After analyzing the data and writing each case we found that four components stood out as consistently prominent across all the schools: a broad and deep curriculum designed for all students with little tracking or ability grouping (meaning that most students get the same high quality learning experiences in all classes); a teaching staff with advanced content knowledge; a mission-focused administrative structure with a flattened hierarchy that invited collaboration with and among teachers and students; and supports for underrepresented students, such as advisories with personalized college planning, tutoring or summer research programs on college campuses. In addition, cross-case analyses revealed other important components not on the original list: positive school culture (marked by rituals and traditions that celebrate student accomplishment, teacher innovation, parental commitment and a shared ethos of caring, concern and commitment to helping students learn); dynamic, personalized assessment systems; emphasis on the world of work; and deliberate fostering of learning experiences that develop initiative, self-regulation, persistence and collaboration.

More research is needed. Barbara Means of the Center for Technology in Learning at SRI International and colleagues (I am a co-principal investigator on this study) are conducting a longitudinal study comparing outcomes of ISHSs with those of non-STEM–focused high schools in three states. Early results are encouraging but the study won’t be complete for two years.

STEM-focused high schools are important because they constitute the first U.S. science and mathematics reform that requires whole-school transformation rather than tinkering with peripheral components of an outmoded educational system or serving just a small, select segment of the public school population. The advent of ISHSs is exciting because they not only provide access to students underserved by the current education system but also find ways to support these students in ways that traditional schools often do not. High school students need not just a rigorous course of study to prepare them for college majors but also meaningful encounters with the world of work that can reveal the range of possibilities open to them. They need a clear view of college pathways and how to navigate them, including financial aid. They need firsthand experiences with research and opportunities to interact with professionals in order to develop skills, confidence and social capital. Equally important, the U.S. and other countries need such changes in their systems of education to make opportunities more widely available to all, and change notions about who “does” STEM. In this way we can help solve the twin problems of increasing the number of qualified professionals while shrinking the social mobility and income gaps that threaten to upend our economies and the nature of our social systems.

Exemplar STEM High Schools included in The George Washington University study:

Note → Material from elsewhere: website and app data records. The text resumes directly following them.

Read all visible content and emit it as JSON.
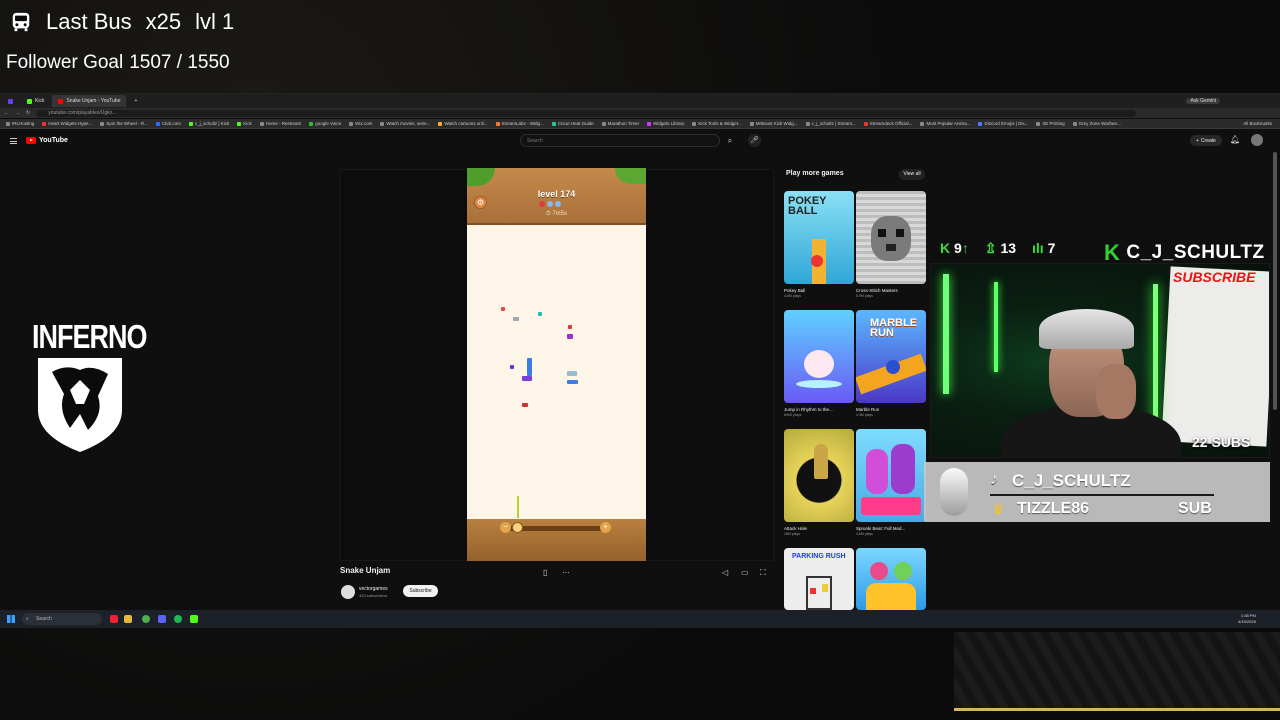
{
  "overlay": {
    "bus_label": "Last Bus",
    "bus_multiplier": "x25",
    "bus_level": "lvl 1",
    "follower_goal_label": "Follower Goal",
    "follower_goal_value": "1507 / 1550"
  },
  "browser": {
    "tabs": [
      {
        "label": "",
        "color": "#53fc18"
      },
      {
        "label": "Kick",
        "color": "#53fc18"
      },
      {
        "label": "Snake Unjam - YouTube",
        "color": "#ff0000",
        "active": true
      }
    ],
    "url": "youtube.com/playables/Ugkx...",
    "ask_gemini": "Ask Gemini",
    "bookmarks": [
      "IRLHosting",
      "Heart Widgets Hype...",
      "Spin the Wheel - R...",
      "Club.com",
      "c_j_schultz | Kick",
      "Kick",
      "Home - Restream",
      "google Voice",
      "Wix.com",
      "Watch movies, serie...",
      "Watch cartoons onli...",
      "StreamLabs - Widg...",
      "Cricut Heat Guide",
      "Marathon Timer",
      "Widgets Library",
      "Kick Tools & Widget...",
      "MrBoost Kick Widg...",
      "c_j_schultz | Stream...",
      "Streamdeck Official...",
      "Most Popular Anima...",
      "Discord Emojis | Dis...",
      "3D Printing",
      "Grey Zone Warfare..."
    ],
    "all_bookmarks": "All Bookmarks"
  },
  "youtube": {
    "logo_text": "YouTube",
    "search_placeholder": "Search",
    "create_label": "Create",
    "video_title": "Snake Unjam",
    "channel_name": "vectorgames",
    "channel_subs": "420 subscribers",
    "subscribe_label": "Subscribe",
    "more_games_title": "Play more games",
    "view_all_label": "View all",
    "games": [
      {
        "name": "Pokey Ball",
        "plays": "4.6M plays",
        "thumb_text": "POKEY BALL",
        "bg": "#3dbbe0"
      },
      {
        "name": "Cross-Stitch Masters",
        "plays": "5.9M plays",
        "thumb_text": "",
        "bg": "#c9c9c9"
      },
      {
        "name": "Jump in Rhythm to the...",
        "plays": "690K plays",
        "thumb_text": "",
        "bg": "#4f8ef0"
      },
      {
        "name": "Marble Run",
        "plays": "4.3M plays",
        "thumb_text": "MARBLE RUN",
        "bg": "#6a4fd8"
      },
      {
        "name": "Attack Hole",
        "plays": "18M plays",
        "thumb_text": "",
        "bg": "#d2c33d"
      },
      {
        "name": "Sprunki Beat: Full Mod...",
        "plays": "4.6M plays",
        "thumb_text": "",
        "bg": "#6ad0ff"
      },
      {
        "name": "",
        "plays": "",
        "thumb_text": "PARKING RUSH",
        "bg": "#f3f3f3"
      },
      {
        "name": "",
        "plays": "",
        "thumb_text": "",
        "bg": "#ffd233"
      }
    ]
  },
  "game": {
    "level_text": "level 174",
    "timer_text": "7m5s",
    "zoom_minus": "−",
    "zoom_plus": "+",
    "gear": "⚙"
  },
  "taskbar": {
    "search_placeholder": "Search",
    "clock_time": "1:38 PM",
    "clock_date": "4/15/2025"
  },
  "stream": {
    "kick_follows": "9",
    "viewers": "13",
    "chatters": "7",
    "streamer_name": "C_J_SCHULTZ",
    "subs_count": "22 SUBS",
    "tiktok_name": "C_J_SCHULTZ",
    "latest_sub_name": "TIZZLE86",
    "sub_label": "SUB",
    "whiteboard_text": "SUBSCRIBE",
    "logo_text": "INFERNO"
  },
  "colors": {
    "kick_green": "#53fc18",
    "youtube_red": "#ff0000",
    "gold": "#d6b46a"
  }
}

  • Manor New Technology High School; Manor, Texas
  • Wayne School of Engineering; Goldsboro, N.C.
  • Dozier–Libbey Medical High School; Antioch, Calif.
  • Denver School of Science and Technology: Stapleton High School; Denver
  • Urban Science Academy; West Roxbury, Mass.
  • Metro Early College High School; Columbus, Ohio
  • The Gary and Jerri-Ann Jacobs High Tech High; San Diego
  • Chicago High School for Agricultural Sciences; Chicago

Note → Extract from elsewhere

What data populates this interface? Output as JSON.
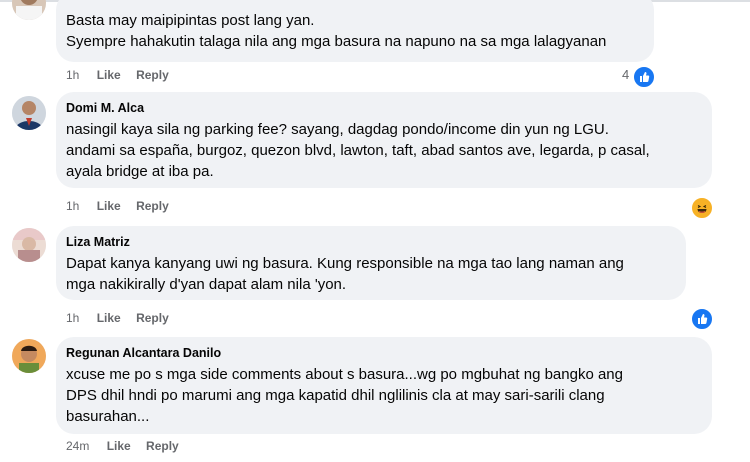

Sharon J. Lynch is a professor of curriculum and pedagogy at The George Washington University Graduate School of Education and Human Development.